Now, the state is nearly drought-free. According to the most recent update of the U.S. Drought Monitor, 96% of Georgia is not in any category of drought.

“We’ve had some beneficial rainfall over the past two to three weeks that have really helped,” said Bill Murphey, state climatologist with the Georgia Environmental Protection Division.

September and early October were very hot and very dry in Georgia, resulting in a rapidly-developing drought that spread across much of the state. Atlanta had 20 consecutive days without measurable rain in September, and some places got permission from the state to institute local water use restrictions.

By late October, the state EPD had called for a “Level 1” drought response in most of Georgia.

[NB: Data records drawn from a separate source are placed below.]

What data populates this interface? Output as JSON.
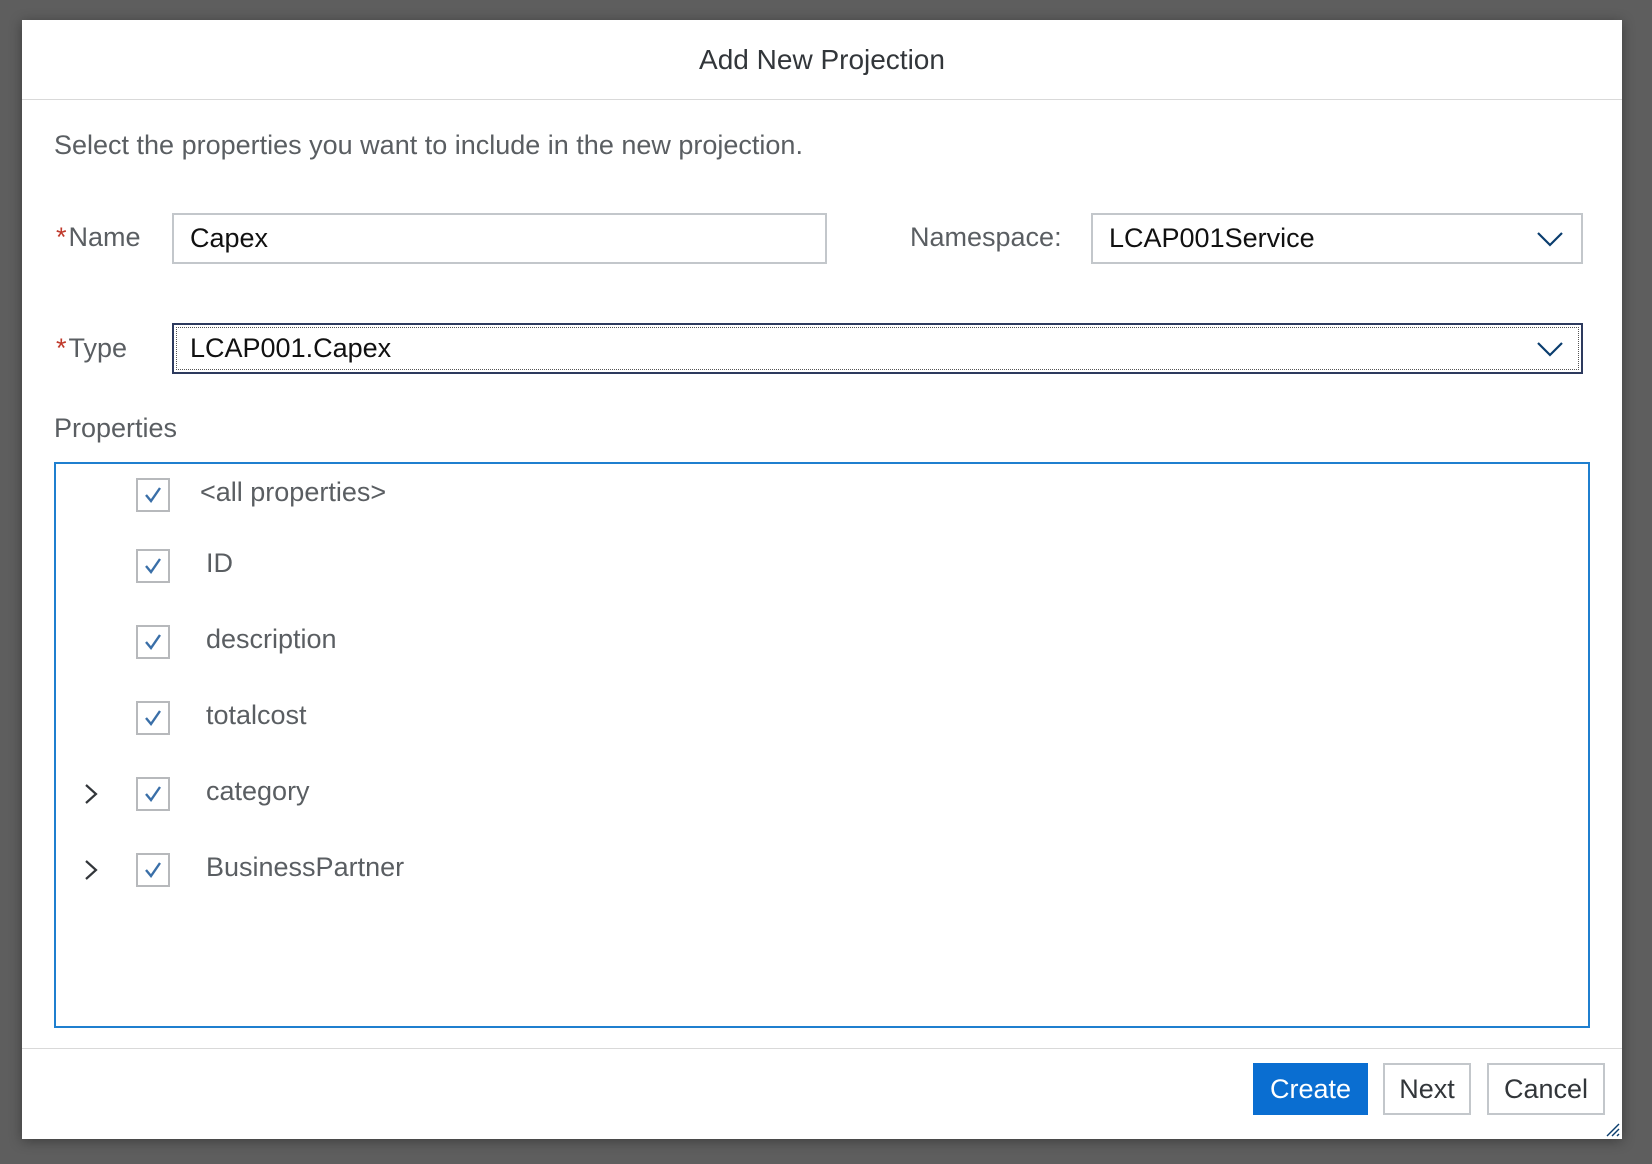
{
  "dialog": {
    "title": "Add New Projection",
    "instructions": "Select the properties you want to include in the new projection."
  },
  "form": {
    "name": {
      "required_mark": "*",
      "label": "Name",
      "value": "Capex"
    },
    "namespace": {
      "label": "Namespace:",
      "value": "LCAP001Service"
    },
    "type": {
      "required_mark": "*",
      "label": "Type",
      "value": "LCAP001.Capex"
    }
  },
  "properties": {
    "label": "Properties",
    "items": [
      {
        "label": "<all properties>",
        "checked": true,
        "expandable": false
      },
      {
        "label": "ID",
        "checked": true,
        "expandable": false
      },
      {
        "label": "description",
        "checked": true,
        "expandable": false
      },
      {
        "label": "totalcost",
        "checked": true,
        "expandable": false
      },
      {
        "label": "category",
        "checked": true,
        "expandable": true
      },
      {
        "label": "BusinessPartner",
        "checked": true,
        "expandable": true
      }
    ]
  },
  "footer": {
    "create_label": "Create",
    "next_label": "Next",
    "cancel_label": "Cancel"
  },
  "colors": {
    "accent": "#0a6ed1",
    "required": "#c0392b",
    "tree_border": "#1f7fcf",
    "overlay": "#5e5e5e"
  },
  "icons": {
    "checkbox": "check-icon",
    "expander": "chevron-right-icon",
    "select": "chevron-down-icon",
    "resize": "resize-grip-icon"
  }
}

That level of response doesn’t require water use restrictions but does direct agencies to conduct pubic outreach campaigns on water resources and conservation.

The state has ended those requirements.

“We’re going into winter in pretty good shape,” said Jac Capp, chief of the watershed protection branch for Georgia EPD. “Lake Lanier is higher than it historically is on average for this time of year.”

The handful of places that had stricter water use rules, such as limiting outdoor watering, are set see those expire Dec. 31, according to the EPD. Those include Griffin, Forsyth and Senoia, and Coweta and Fayette Counties.